Fire Safety: The Importance of Fire Alarms in Your Home
Home Safety—I was sitting on my couch the other night with my husband watching the television when our fire alarm started chirping. This is one of the most annoying sounds. I guess I should be happy that this didn't happen at 3 a.m. like it usually does. I have to be honest, I actually told my husband to take the battery out of the alarm until we could buy new batteries in an effort to get the thing to stop making noise.
Did you know that the National Fire Protection Association (NFPA) statistics indicate that the primary reasons smoke alarms fail to operate in home structure fires is a missing/disconnected battery (50%) and dead/discharged battery (23%). When your alarm starts chirping, it is sign that the batteries need to be replaced to keep you and your family safe from a potentially deadly fire.
I had the opportunity to install a Kidde alarm in my home and was so impressed at how simple it was to put it in place. This fall, Kidde is launching a line of Worry-Free Smoke Alarms, which offer a variety of benefits to the millions of Americans who rely on continuous battery-powered smoke and fire detection in their homes. The new alarms are powered by sealed-in, long-life lithium batteries for 10 years (the life of the alarm). No more having to change batteries every 6 months. You have got to love that.
Having a fire alarm in your home is not only important, but life saving. I recently met a blogger who shared a story with me about one of her family members. I was so moved by the story that I asked her if I could share it with you. It forever changed the way I think about my chirping fire alarm. Here is an account from Kristen Grumbine about the dangers of not having a fire alarm:
"The beginning of June 2008, Matthew Miller had taken over a home which his paralyzed father and sister were renting. It was a one floor home with only one entrance/exit door in the kitchen. In the early morning hours of July 16, 2008, Matthew awoke to his blanket burning on top of him, and the entire house engulfed in smoke and flames. Since the windows were too small to escape, he knew he would have to run through the fire to the exit. When he reached the kitchen door, burning and in shock, he had to unlock two doorknob locks and a chain linked lock. After putting out his burning clothes in the grass, he had to run down the road to call for help. He was life flighted to UPMC Mercy Hospital in Pittsburgh, PA."
"He had a total of 78% of his body burned. During his three month stay, he endured kidney failure requiring dialysis, 'super infections' such as pseudomonas, and daily body scrubbings to remove the dead tissues from head to toe.
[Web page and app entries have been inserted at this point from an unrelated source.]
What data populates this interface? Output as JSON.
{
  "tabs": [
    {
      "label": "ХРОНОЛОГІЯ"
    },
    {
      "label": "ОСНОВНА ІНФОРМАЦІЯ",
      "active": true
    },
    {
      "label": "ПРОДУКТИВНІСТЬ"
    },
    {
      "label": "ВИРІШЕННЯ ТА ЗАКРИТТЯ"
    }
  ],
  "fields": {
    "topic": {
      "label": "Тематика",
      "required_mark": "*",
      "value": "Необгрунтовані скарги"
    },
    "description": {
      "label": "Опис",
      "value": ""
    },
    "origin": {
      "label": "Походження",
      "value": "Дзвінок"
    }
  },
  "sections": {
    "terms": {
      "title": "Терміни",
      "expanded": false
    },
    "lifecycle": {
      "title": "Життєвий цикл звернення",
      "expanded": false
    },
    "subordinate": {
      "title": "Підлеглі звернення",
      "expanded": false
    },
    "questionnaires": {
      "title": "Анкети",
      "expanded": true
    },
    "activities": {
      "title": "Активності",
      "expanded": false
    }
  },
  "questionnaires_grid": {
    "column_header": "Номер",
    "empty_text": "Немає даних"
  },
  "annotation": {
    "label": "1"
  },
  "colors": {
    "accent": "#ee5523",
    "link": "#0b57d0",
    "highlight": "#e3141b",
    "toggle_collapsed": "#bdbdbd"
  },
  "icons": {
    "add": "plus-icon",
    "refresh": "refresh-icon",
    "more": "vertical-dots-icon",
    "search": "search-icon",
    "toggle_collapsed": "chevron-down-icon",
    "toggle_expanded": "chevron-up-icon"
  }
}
After the investigation, the fire department determined that the cause was 'unknown', but may have been caused by a faulty window air conditioning unit. If his father had not moved one month prior, he would have perished, being paralyzed. After the incident, we realized that the home did not have any fire alarms. The house was beyond repair, and was torn down. In the years that passed, he had undergone several surgeries including reconstruction and constriction repairs of his elbows, knees, and mouth. Not having a fire alarm to alert him at the start of the fire has cost his life and future. He was only 23 years old."
For more information on the Worry-Free Smoke Alarm, visit the Kidde website (including a product video): www.WorryFreeAlarm.com You can also find this product on the Home Deopot website at http://www.homedepot.com/
How often do you change the batteries in your fire alarms at home?
Jill Greenlaw has a banking background. She gave that up 17 years ago when she got married and started having kids. She loved being a stay-at-home mom while raising her four beautiful children. A few years ago, Jill went back to work in sales. She is now working for the Mom It Forward team as their Community Manager. She loves her job. Her interests include camping, motorcycling, boating, photography, reading, cooking, and traveling. Put her in flip flops anywhere warm and she is happy.
I was compensated for this post with product. All opinions in the post are my own.
“Be a Hero, Save a Hero” pledge, where people can pledge to take simple home fire safety steps to help keep firefighters safe: www.AlarmPledge.com